A single dose of the drug, called zilebesiran, can control the condition for up to six months, with few side effects, and could end daily tablets
A twice yearly injection that “switches off” high blood pressure could soon consign daily pills to history. A single dose of the drug, called zilebesiran, can control the condition for up to six months, with few side effects.
The blood pressure of most patients dropped after one jab. This represented a 20% or more reduction in the chances of suffering a heart attack, stroke or other cardiac event.
Some people could quit all blood pressure medication. Medics say the injections could be self-administered, much like diabetes drugs. The news, unveiled at the American Heart Association Scientific Sessions, in Philadelphia, was welcomed by cardiologists.
Although the study involved just a few hundred patients, the data was hailed as an important shift in the treatment of hypertension. High blood pressure is responsible for half of all heart attacks and strokes.
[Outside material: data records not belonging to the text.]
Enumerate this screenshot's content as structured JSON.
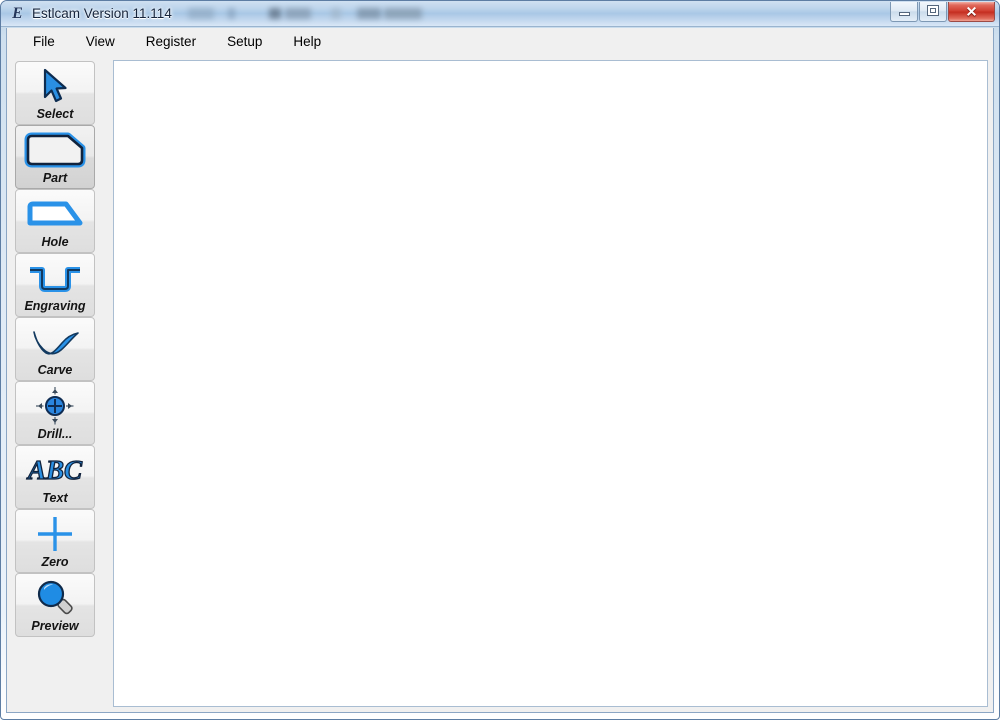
{
  "window": {
    "title": "Estlcam Version 11.114",
    "icon": "estlcam-logo-icon",
    "redacted_title_extra": "",
    "buttons": {
      "minimize": "Minimize",
      "maximize": "Maximize",
      "close": "Close",
      "close_glyph": "✕"
    }
  },
  "menu": {
    "items": [
      {
        "label": "File"
      },
      {
        "label": "View"
      },
      {
        "label": "Register"
      },
      {
        "label": "Setup"
      },
      {
        "label": "Help"
      }
    ]
  },
  "toolbar": {
    "buttons": [
      {
        "label": "Select",
        "icon": "cursor-arrow-icon",
        "selected": false
      },
      {
        "label": "Part",
        "icon": "part-outline-icon",
        "selected": true
      },
      {
        "label": "Hole",
        "icon": "hole-outline-icon",
        "selected": false
      },
      {
        "label": "Engraving",
        "icon": "engraving-channel-icon",
        "selected": false
      },
      {
        "label": "Carve",
        "icon": "carve-wave-icon",
        "selected": false
      },
      {
        "label": "Drill...",
        "icon": "drill-crosshair-icon",
        "selected": false
      },
      {
        "label": "Text",
        "icon": "abc-text-icon",
        "selected": false,
        "glyph": "ABC"
      },
      {
        "label": "Zero",
        "icon": "zero-crosshair-icon",
        "selected": false
      },
      {
        "label": "Preview",
        "icon": "magnifier-preview-icon",
        "selected": false
      }
    ]
  },
  "canvas": {
    "content": "",
    "background_color": "#ffffff"
  },
  "colors": {
    "accent_blue": "#1a8fe0",
    "icon_outline": "#10355e",
    "title_bar_blue": "#a9c8e6",
    "close_red": "#cf3a2c",
    "button_face": "#f0f0f0"
  }
}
Prof George Bakris, who was involved in the trials, said the idea of ditching daily tablets for two injections a year had patients “standing in line” for the drug. “If this lives up to its promise, it will represent a huge shift in treatment,” he said, calling for larger trials.
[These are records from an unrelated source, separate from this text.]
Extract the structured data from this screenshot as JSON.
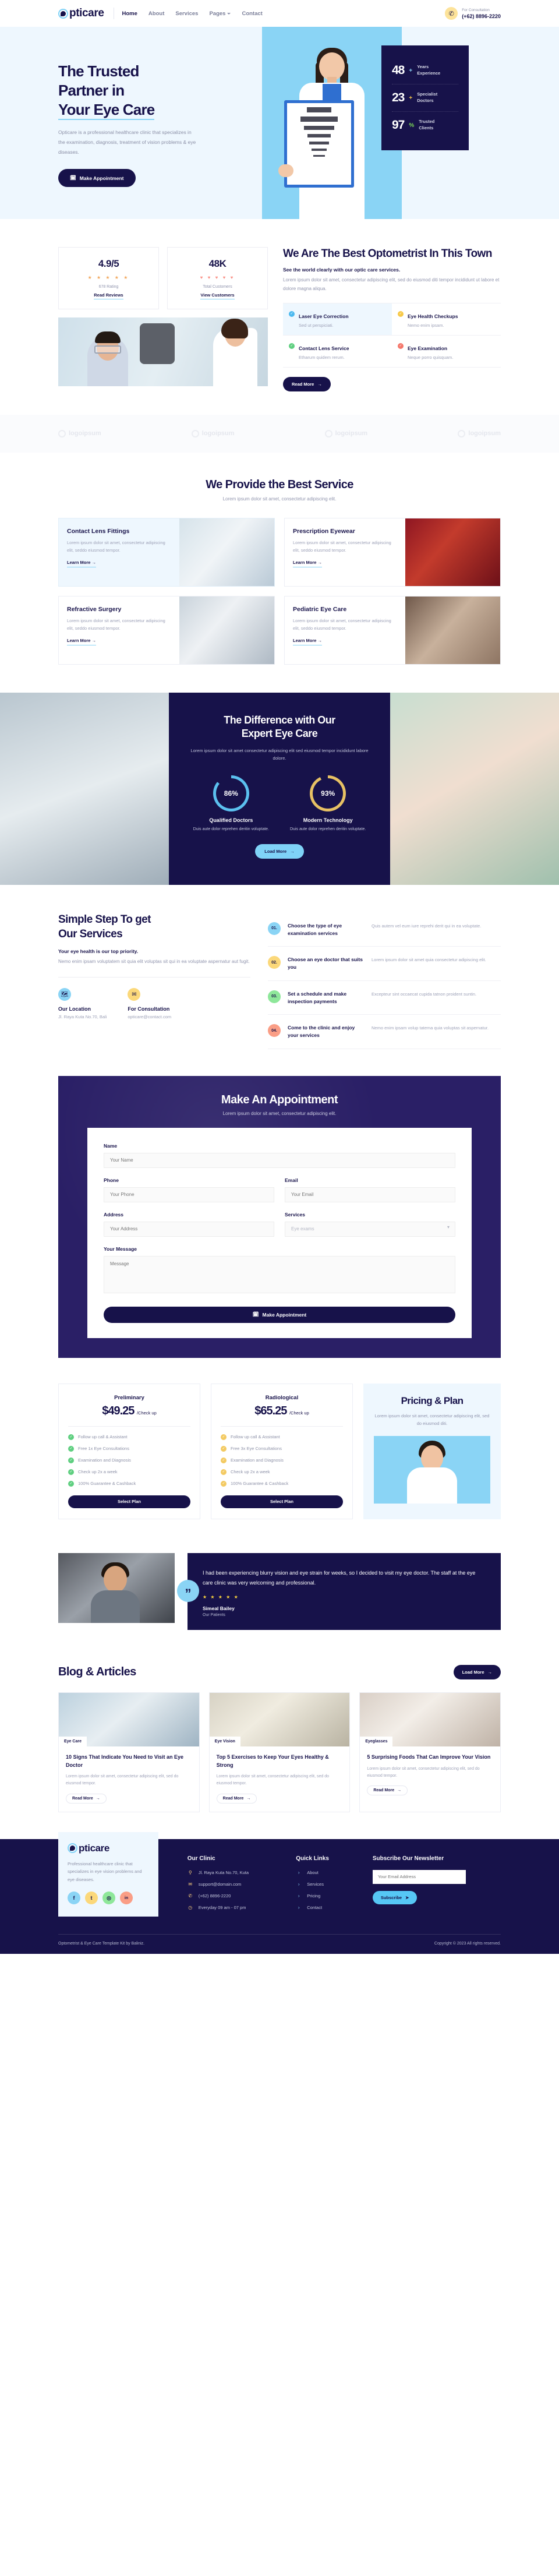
{
  "brand": {
    "name": "pticare",
    "logo_icon": "eye-logo-icon"
  },
  "header": {
    "nav": [
      {
        "label": "Home",
        "active": true
      },
      {
        "label": "About",
        "active": false
      },
      {
        "label": "Services",
        "active": false
      },
      {
        "label": "Pages",
        "active": false,
        "has_caret": true
      },
      {
        "label": "Contact",
        "active": false
      }
    ],
    "consultation_label": "For Consultation",
    "phone": "(+62) 8896-2220",
    "phone_icon": "phone-icon"
  },
  "hero": {
    "title_line1": "The Trusted",
    "title_line2": "Partner in",
    "title_line3": "Your Eye Care",
    "paragraph": "Opticare is a professional healthcare clinic that specializes in the examination, diagnosis, treatment of vision problems & eye diseases.",
    "cta": "Make Appointment",
    "cta_icon": "calendar-icon",
    "stats": [
      {
        "value": "48",
        "suffix": "+",
        "suffix_color": "#8ad4f5",
        "label_line1": "Years",
        "label_line2": "Experience"
      },
      {
        "value": "23",
        "suffix": "+",
        "suffix_color": "#f7c948",
        "label_line1": "Specialist",
        "label_line2": "Doctors"
      },
      {
        "value": "97",
        "suffix": "%",
        "suffix_color": "#7ed957",
        "label_line1": "Trusted",
        "label_line2": "Clients"
      }
    ]
  },
  "about": {
    "kpis": [
      {
        "value": "4.9/5",
        "icons": "★ ★ ★ ★ ★",
        "icon_color": "#f2a65a",
        "sub": "678 Rating",
        "link": "Read Reviews"
      },
      {
        "value": "48K",
        "icons": "♥ ♥ ♥ ♥ ♥",
        "icon_color": "#fa9389",
        "sub": "Total Customers",
        "link": "View Customers"
      }
    ],
    "heading": "We Are The Best Optometrist In This Town",
    "lead": "See the world clearly with our optic care services.",
    "body": "Lorem ipsum dolor sit amet, consectetur adipiscing elit, sed do eiusmod diti tempor incididunt ut labore et dolore magna aliqua.",
    "features": [
      {
        "title": "Laser Eye Correction",
        "desc": "Sed ut perspiciati.",
        "color": "#4cb9ef",
        "highlight": true
      },
      {
        "title": "Eye Health Checkups",
        "desc": "Nemo enim ipsam.",
        "color": "#f7c948",
        "highlight": false
      },
      {
        "title": "Contact Lens Service",
        "desc": "Etharum quidem rerum.",
        "color": "#5fcf80",
        "highlight": false
      },
      {
        "title": "Eye Examination",
        "desc": "Neque porro quisquam.",
        "color": "#f5776b",
        "highlight": false
      }
    ],
    "cta": "Read More",
    "cta_icon": "arrow-right-icon"
  },
  "clients": [
    {
      "name": "logoipsum"
    },
    {
      "name": "logoipsum"
    },
    {
      "name": "logoipsum"
    },
    {
      "name": "logoipsum"
    }
  ],
  "services": {
    "heading": "We Provide the Best Service",
    "sub": "Lorem ipsum dolor sit amet, consectetur adipiscing elit.",
    "link_label": "Learn More",
    "link_icon": "arrow-right-icon",
    "items": [
      {
        "title": "Contact Lens Fittings",
        "desc": "Lorem ipsum dolor sit amet, consectetur adipiscing elit, seddo eiusmod tempor.",
        "highlight": true
      },
      {
        "title": "Prescription Eyewear",
        "desc": "Lorem ipsum dolor sit amet, consectetur adipiscing elit, seddo eiusmod tempor.",
        "highlight": false
      },
      {
        "title": "Refractive Surgery",
        "desc": "Lorem ipsum dolor sit amet, consectetur adipiscing elit, seddo eiusmod tempor.",
        "highlight": false
      },
      {
        "title": "Pediatric Eye Care",
        "desc": "Lorem ipsum dolor sit amet, consectetur adipiscing elit, seddo eiusmod tempor.",
        "highlight": false
      }
    ]
  },
  "difference": {
    "title_line1": "The Difference with Our",
    "title_line2": "Expert Eye Care",
    "sub": "Lorem ipsum dolor sit amet consectetur adipiscing elit sed eiusmod tempor incididunt labore dolore.",
    "cta": "Load More",
    "cta_icon": "arrow-right-icon",
    "rings": [
      {
        "percent": "86%",
        "value": 86,
        "color": "#5bc0ef",
        "name": "Qualified Doctors",
        "desc": "Duis aute dolor reprehen deritin voluptate."
      },
      {
        "percent": "93%",
        "value": 93,
        "color": "#e7c164",
        "name": "Modern Technology",
        "desc": "Duis aute dolor reprehen deritin voluptate."
      }
    ]
  },
  "steps_section": {
    "heading_line1": "Simple Step To get",
    "heading_line2": "Our Services",
    "lead": "Your eye health is our top priority.",
    "body": "Nemo enim ipsam voluptatem sit quia elit voluptas sit qui in ea voluptate aspernatur aut fugit.",
    "contacts": [
      {
        "icon": "map-icon",
        "bg": "#8ad4f5",
        "title": "Our Location",
        "detail": "Jl. Raya Kuta No.70, Bali"
      },
      {
        "icon": "mail-icon",
        "bg": "#fbd87a",
        "title": "For Consultation",
        "detail": "opticare@contact.com"
      }
    ],
    "steps": [
      {
        "num": "01.",
        "color": "#8ad4f5",
        "title": "Choose the type of eye examination services",
        "desc": "Quis autem vel eum iure reprehi derit qui in ea voluptate."
      },
      {
        "num": "02.",
        "color": "#fbd87a",
        "title": "Choose an eye doctor that suits you",
        "desc": "Lorem ipsum dolor sit amet quia consectetur adipiscing elit."
      },
      {
        "num": "03.",
        "color": "#8ee79a",
        "title": "Set a schedule and make inspection payments",
        "desc": "Excepteur sint occaecat cupida tatnon proident suntin."
      },
      {
        "num": "04.",
        "color": "#fa9e86",
        "title": "Come to the clinic and enjoy your services",
        "desc": "Nemo enim ipsam volup tatema quia voluptas sit aspernatur."
      }
    ]
  },
  "appointment": {
    "heading": "Make An Appointment",
    "sub": "Lorem ipsum dolor sit amet, consectetur adipiscing elit.",
    "fields": {
      "name_label": "Name",
      "name_placeholder": "Your Name",
      "phone_label": "Phone",
      "phone_placeholder": "Your Phone",
      "email_label": "Email",
      "email_placeholder": "Your Email",
      "address_label": "Address",
      "address_placeholder": "Your Address",
      "services_label": "Services",
      "services_value": "Eye exams",
      "message_label": "Your Message",
      "message_placeholder": "Message"
    },
    "submit": "Make Appointment",
    "submit_icon": "calendar-icon"
  },
  "pricing": {
    "aside_heading": "Pricing & Plan",
    "aside_text": "Lorem ipsum dolor sit amet, consectetur adipiscing elit, sed do eiusmod diti.",
    "select_label": "Select Plan",
    "plans": [
      {
        "name": "Preliminary",
        "price": "$49.25",
        "per": "/Check up",
        "color": "#5fcf80",
        "features": [
          "Follow up call & Assistant",
          "Free 1x Eye Consultations",
          "Examination and Diagnosis",
          "Check up 2x a week",
          "100% Guarantee & Cashback"
        ]
      },
      {
        "name": "Radiological",
        "price": "$65.25",
        "per": "/Check up",
        "color": "#f3ca62",
        "features": [
          "Follow up call & Assistant",
          "Free 3x Eye Consultations",
          "Examination and Diagnosis",
          "Check up 2x a week",
          "100% Guarantee & Cashback"
        ]
      }
    ]
  },
  "testimonial": {
    "quote": "I had been experiencing blurry vision and eye strain for weeks, so I decided to visit my eye doctor. The staff at the eye care clinic was very welcoming and professional.",
    "stars": "★ ★ ★ ★ ★",
    "name": "Simeal Bailey",
    "role": "Our Patients",
    "quote_icon": "quote-icon"
  },
  "blog": {
    "heading": "Blog & Articles",
    "cta": "Load More",
    "cta_icon": "arrow-right-icon",
    "read_more": "Read More",
    "posts": [
      {
        "tag": "Eye Care",
        "title": "10 Signs That Indicate You Need to Visit an Eye Doctor",
        "desc": "Lorem ipsum dolor sit amet, consectetur adipiscing elit, sed do eiusmod tempor."
      },
      {
        "tag": "Eye Vision",
        "title": "Top 5 Exercises to Keep Your Eyes Healthy & Strong",
        "desc": "Lorem ipsum dolor sit amet, consectetur adipiscing elit, sed do eiusmod tempor."
      },
      {
        "tag": "Eyeglasses",
        "title": "5 Surprising Foods That Can Improve Your Vision",
        "desc": "Lorem ipsum dolor sit amet, consectetur adipiscing elit, sed do eiusmod tempor."
      }
    ]
  },
  "footer": {
    "about": "Professional healthcare clinic that specializes in eye vision problems and eye diseases.",
    "socials": [
      {
        "icon": "facebook-icon",
        "glyph": "f",
        "bg": "#8ad4f5"
      },
      {
        "icon": "twitter-icon",
        "glyph": "t",
        "bg": "#fbd87a"
      },
      {
        "icon": "instagram-icon",
        "glyph": "◎",
        "bg": "#8ee79a"
      },
      {
        "icon": "linkedin-icon",
        "glyph": "in",
        "bg": "#fa9e86"
      }
    ],
    "clinic_title": "Our Clinic",
    "clinic": [
      {
        "icon": "location-pin-icon",
        "glyph": "⚲",
        "text": "Jl. Raya Kuta No.70, Kuta"
      },
      {
        "icon": "envelope-icon",
        "glyph": "✉",
        "text": "support@domain.com"
      },
      {
        "icon": "phone-icon",
        "glyph": "✆",
        "text": "(+62) 8896-2220"
      },
      {
        "icon": "clock-icon",
        "glyph": "◷",
        "text": "Everyday 09 am - 07 pm"
      }
    ],
    "links_title": "Quick Links",
    "links": [
      "About",
      "Services",
      "Pricing",
      "Contact"
    ],
    "newsletter_title": "Subscribe Our Newsletter",
    "newsletter_placeholder": "Your Email Address",
    "subscribe": "Subscribe",
    "subscribe_icon": "send-icon",
    "credit": "Optometrist & Eye Care Template Kit by Baliniz.",
    "copyright": "Copyright © 2023 All rights reserved."
  }
}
High blood pressure affects 14.4 million people in the UK – a quarter of British adults.